START DATA FOR REVIEW
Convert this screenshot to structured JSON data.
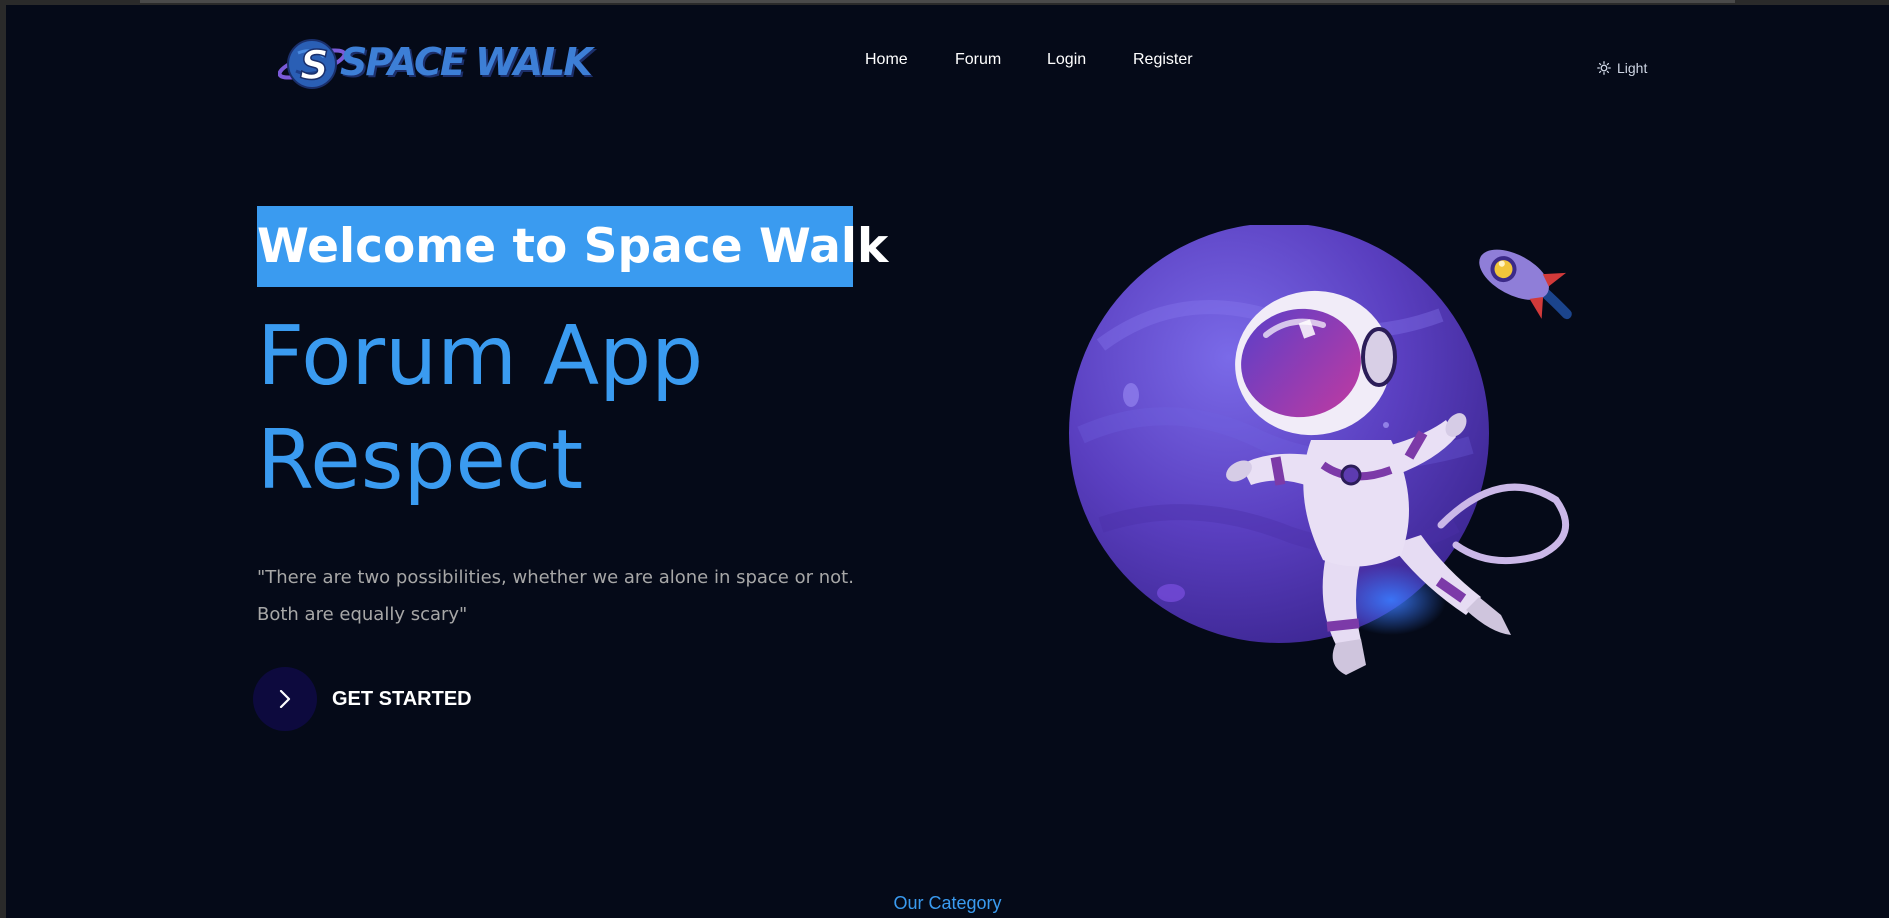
{
  "header": {
    "logo_text": "SPACE WALK",
    "nav": [
      "Home",
      "Forum",
      "Login",
      "Register"
    ],
    "theme_toggle": {
      "icon": "sun-icon",
      "label": "Light"
    }
  },
  "hero": {
    "welcome": "Welcome to Space Walk",
    "headline_line1": "Forum App",
    "headline_line2": "Respect",
    "quote_line1": "\"There are two possibilities, whether we are alone in space or not.",
    "quote_line2": "Both are equally scary\"",
    "cta_label": "GET STARTED",
    "cta_icon": "chevron-right-icon"
  },
  "category_heading": "Our Category",
  "colors": {
    "background": "#050a18",
    "accent": "#3a9bf0",
    "quote_text": "#a7a7a7",
    "cta_circle": "#0d0a3e"
  }
}
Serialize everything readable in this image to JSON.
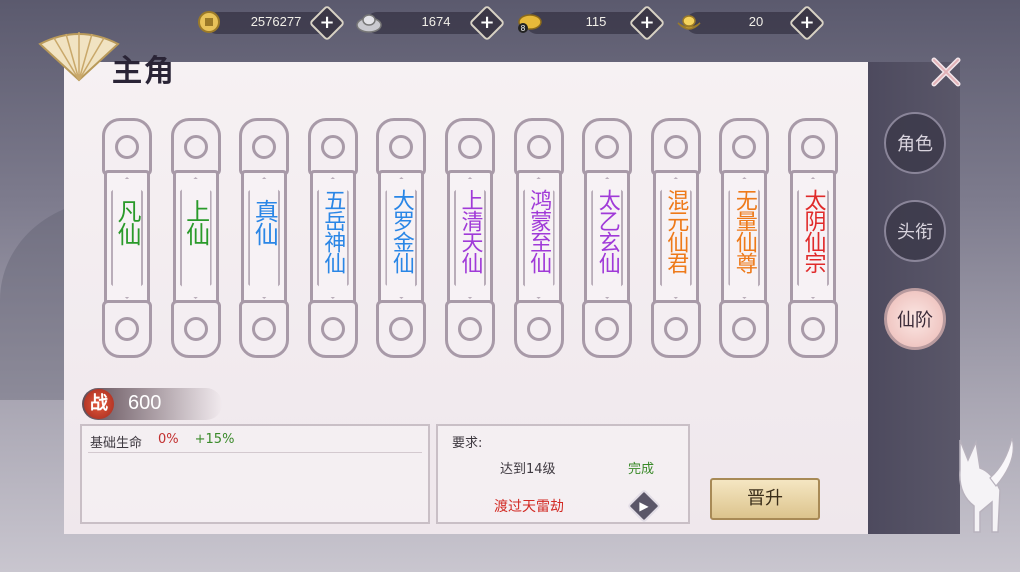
{
  "currencies": [
    {
      "name": "coin-icon",
      "value": "2576277"
    },
    {
      "name": "silver-ingot-icon",
      "value": "1674"
    },
    {
      "name": "gold-ingot-icon",
      "value": "115",
      "badge": "8"
    },
    {
      "name": "yuanbao-icon",
      "value": "20"
    }
  ],
  "header": {
    "title": "主角"
  },
  "tabs": [
    {
      "label": "角色",
      "active": false
    },
    {
      "label": "头衔",
      "active": false
    },
    {
      "label": "仙阶",
      "active": true
    }
  ],
  "ranks": [
    {
      "label": "凡仙",
      "color": "#2a9a2a"
    },
    {
      "label": "上仙",
      "color": "#2a9a2a"
    },
    {
      "label": "真仙",
      "color": "#2a86e6"
    },
    {
      "label": "五岳神仙",
      "color": "#2a86e6"
    },
    {
      "label": "大罗金仙",
      "color": "#2a86e6"
    },
    {
      "label": "上清天仙",
      "color": "#a03ad8"
    },
    {
      "label": "鸿蒙至仙",
      "color": "#a03ad8"
    },
    {
      "label": "太乙玄仙",
      "color": "#a03ad8"
    },
    {
      "label": "混元仙君",
      "color": "#ee7a1a"
    },
    {
      "label": "无量仙尊",
      "color": "#ee7a1a"
    },
    {
      "label": "太阴仙宗",
      "color": "#e02a2a"
    }
  ],
  "power": {
    "badge": "战",
    "value": "600"
  },
  "stats": {
    "label": "基础生命",
    "current": "0%",
    "bonus": "+15%"
  },
  "requirements": {
    "title": "要求:",
    "items": [
      {
        "text": "达到14级",
        "status": "完成"
      },
      {
        "text": "渡过天雷劫"
      }
    ]
  },
  "upgrade": {
    "label": "晋升"
  }
}
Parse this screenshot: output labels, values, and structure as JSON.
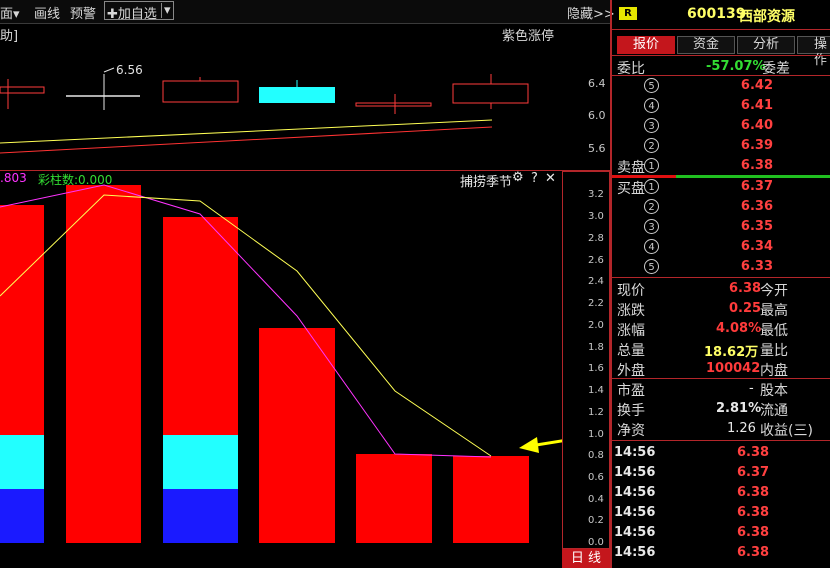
{
  "toolbar": {
    "item_face": "面▾",
    "item_draw": "画线",
    "item_alert": "预警",
    "add_watch": "✚加自选",
    "add_watch_arrow": "▾",
    "hide": "隐藏>>"
  },
  "upper_chart": {
    "left_label": "助]",
    "right_label": "紫色涨停",
    "marker": "6.56",
    "axis": [
      "6.4",
      "6.0",
      "5.6"
    ]
  },
  "indicator": {
    "value_label": ".803",
    "cai_label": "彩柱数:0.000",
    "name": "捕捞季节",
    "gear": "⚙",
    "help": "?",
    "close": "✕",
    "axis": [
      "3.2",
      "3.0",
      "2.8",
      "2.6",
      "2.4",
      "2.2",
      "2.0",
      "1.8",
      "1.6",
      "1.4",
      "1.2",
      "1.0",
      "0.8",
      "0.6",
      "0.4",
      "0.2",
      "0.0"
    ],
    "period_label": "日 线"
  },
  "stock": {
    "badge": "R",
    "code": "600139",
    "name": "西部资源"
  },
  "tabs": [
    "报价",
    "资金",
    "分析",
    "操作"
  ],
  "order_book": {
    "ratio_label": "委比",
    "ratio_value": "-57.07%",
    "diff_label": "委差",
    "sell_label": "卖盘",
    "buy_label": "买盘",
    "sells": [
      {
        "n": "5",
        "price": "6.42"
      },
      {
        "n": "4",
        "price": "6.41"
      },
      {
        "n": "3",
        "price": "6.40"
      },
      {
        "n": "2",
        "price": "6.39"
      },
      {
        "n": "1",
        "price": "6.38"
      }
    ],
    "buys": [
      {
        "n": "1",
        "price": "6.37"
      },
      {
        "n": "2",
        "price": "6.36"
      },
      {
        "n": "3",
        "price": "6.35"
      },
      {
        "n": "4",
        "price": "6.34"
      },
      {
        "n": "5",
        "price": "6.33"
      }
    ]
  },
  "quote": {
    "now_label": "现价",
    "now_value": "6.38",
    "open_label": "今开",
    "chg_label": "涨跌",
    "chg_value": "0.25",
    "high_label": "最高",
    "pct_label": "涨幅",
    "pct_value": "4.08%",
    "low_label": "最低",
    "vol_label": "总量",
    "vol_value": "18.62万",
    "ratio_label": "量比",
    "out_label": "外盘",
    "out_value": "100042",
    "in_label": "内盘",
    "pe_label": "市盈",
    "pe_value": "-",
    "equity_label": "股本",
    "turn_label": "换手",
    "turn_value": "2.81%",
    "float_label": "流通",
    "nav_label": "净资",
    "nav_value": "1.26",
    "eps_label": "收益(三)"
  },
  "ticks": [
    {
      "time": "14:56",
      "price": "6.38"
    },
    {
      "time": "14:56",
      "price": "6.37"
    },
    {
      "time": "14:56",
      "price": "6.38"
    },
    {
      "time": "14:56",
      "price": "6.38"
    },
    {
      "time": "14:56",
      "price": "6.38"
    },
    {
      "time": "14:56",
      "price": "6.38"
    }
  ],
  "colors": {
    "up": "#ff3b3b",
    "down": "#33dd33",
    "cyan": "#22ffff",
    "blue": "#1a1aff",
    "magenta": "#ff33ff",
    "yellow": "#ffff55",
    "frame": "#b3262a"
  }
}
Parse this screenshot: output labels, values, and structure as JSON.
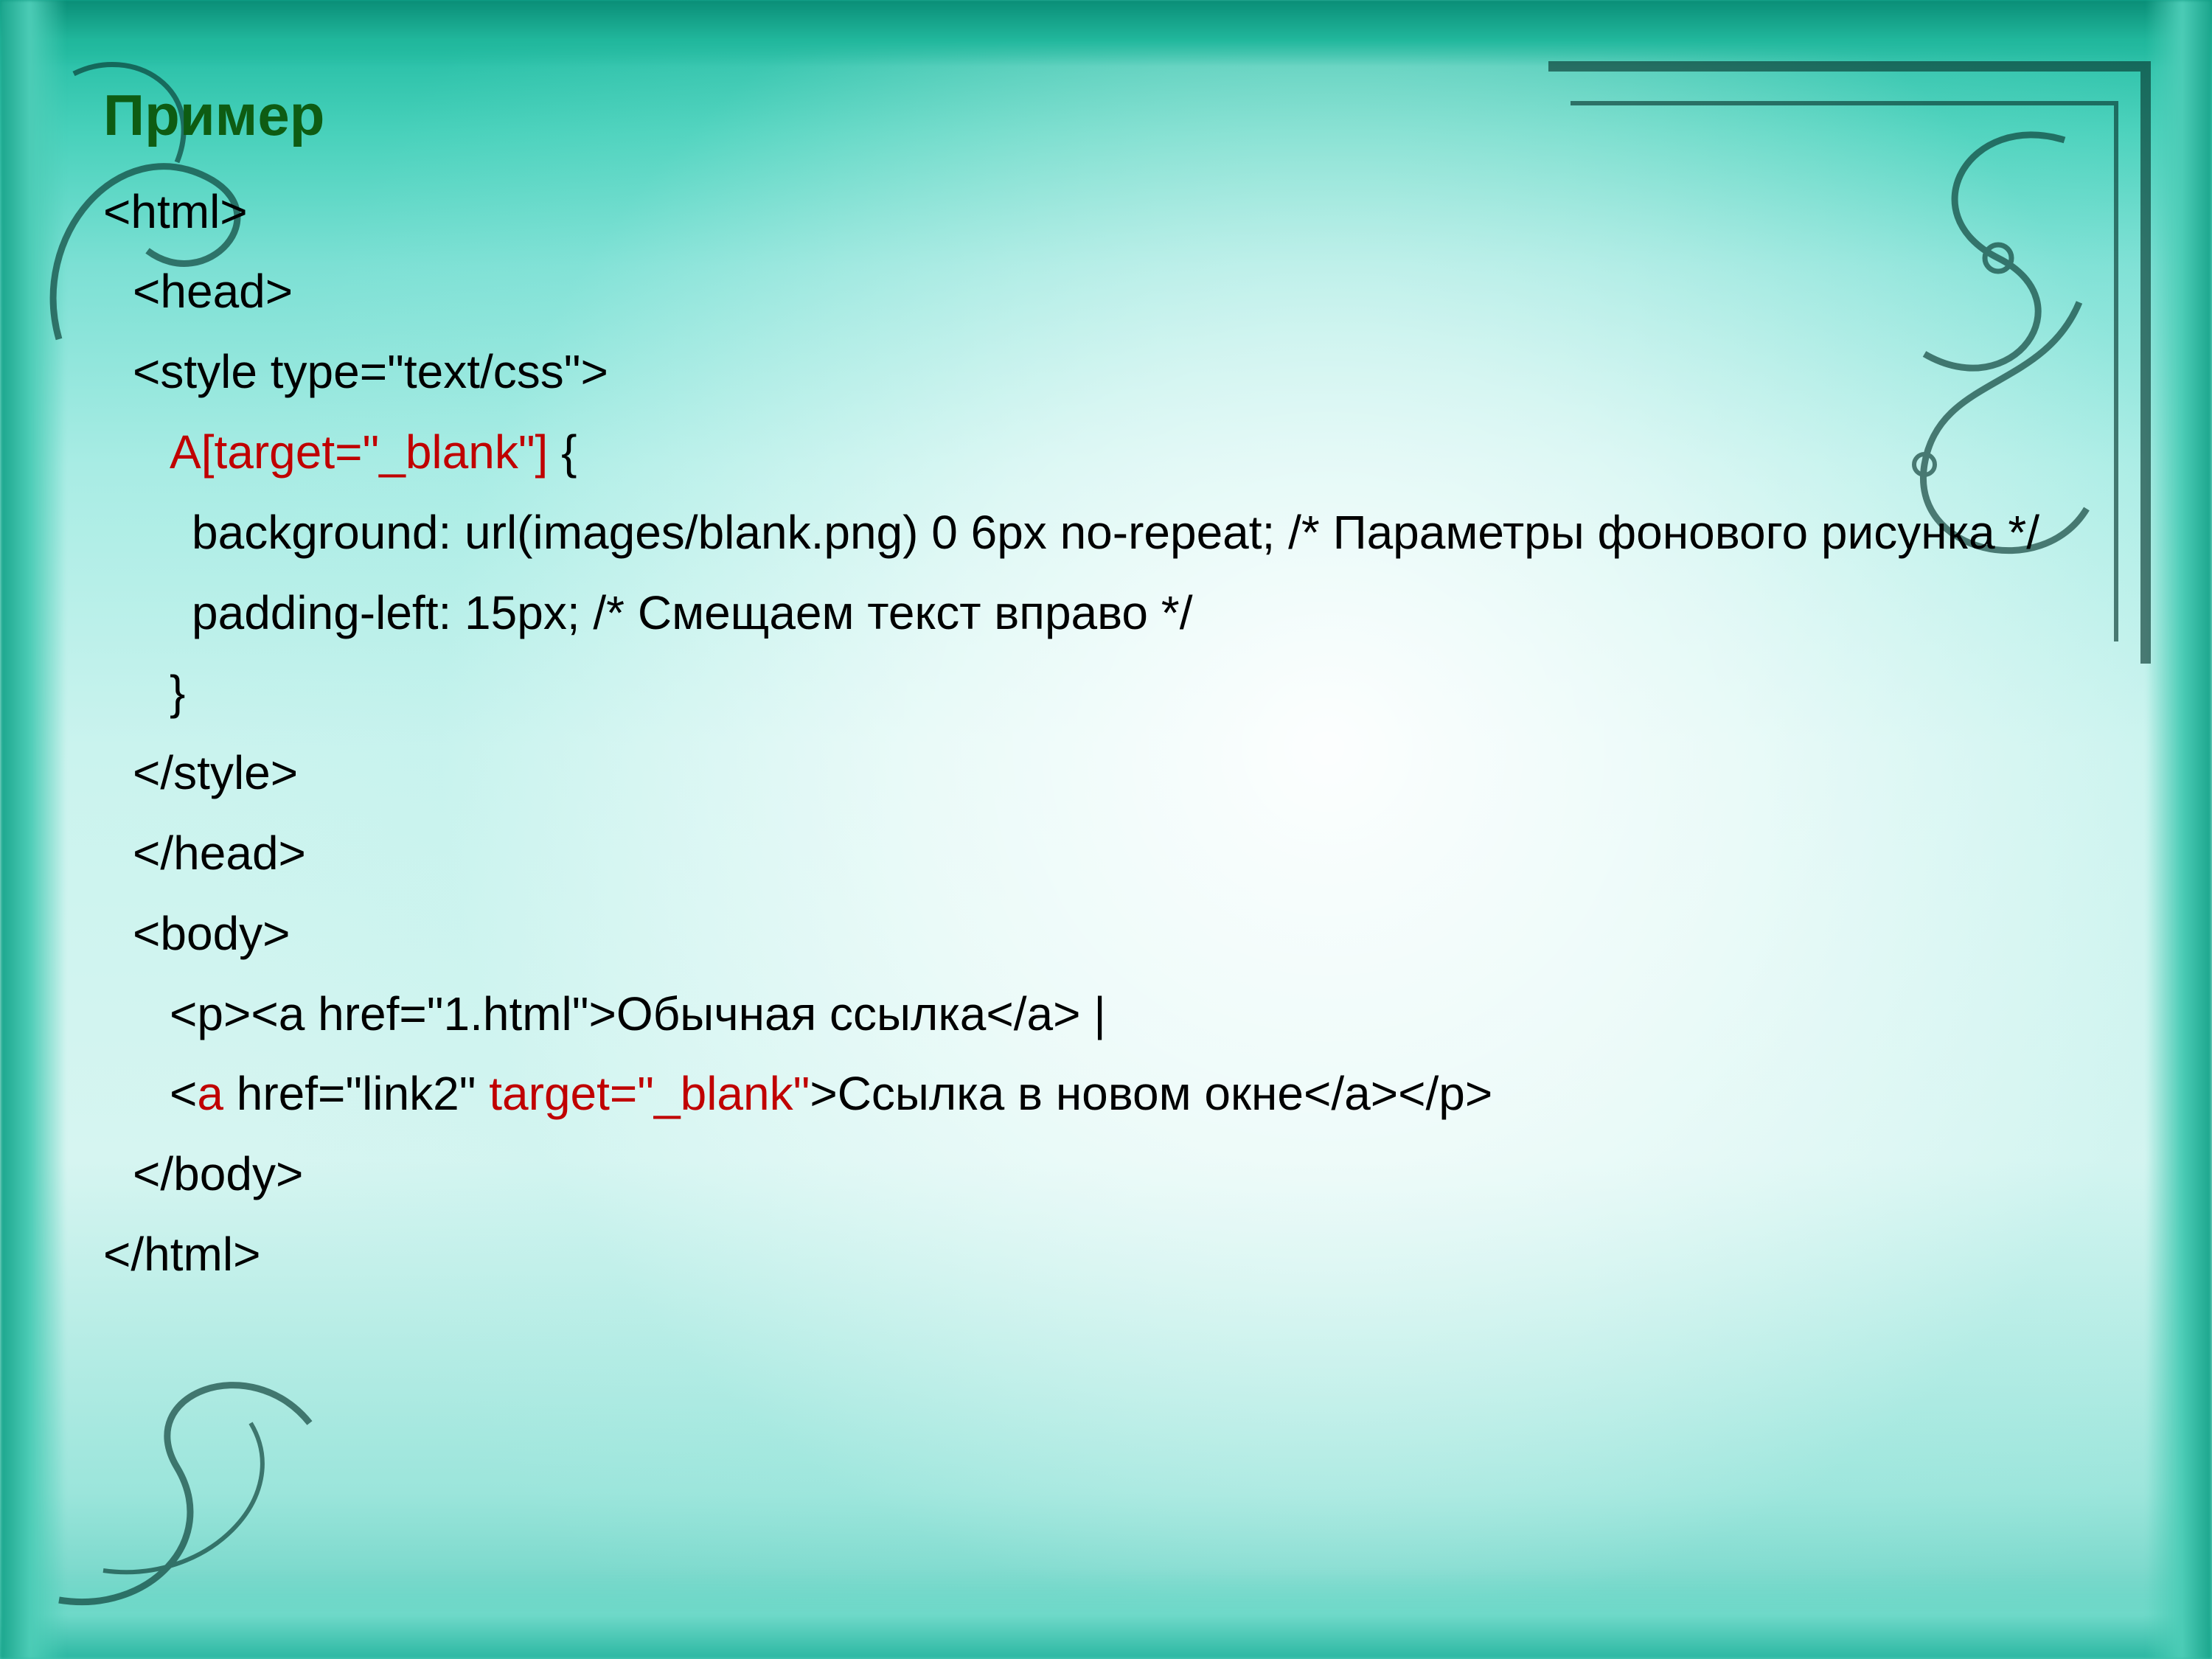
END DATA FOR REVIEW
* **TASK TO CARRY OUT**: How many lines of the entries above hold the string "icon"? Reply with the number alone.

* **EXERCISE OUTPUT**: 6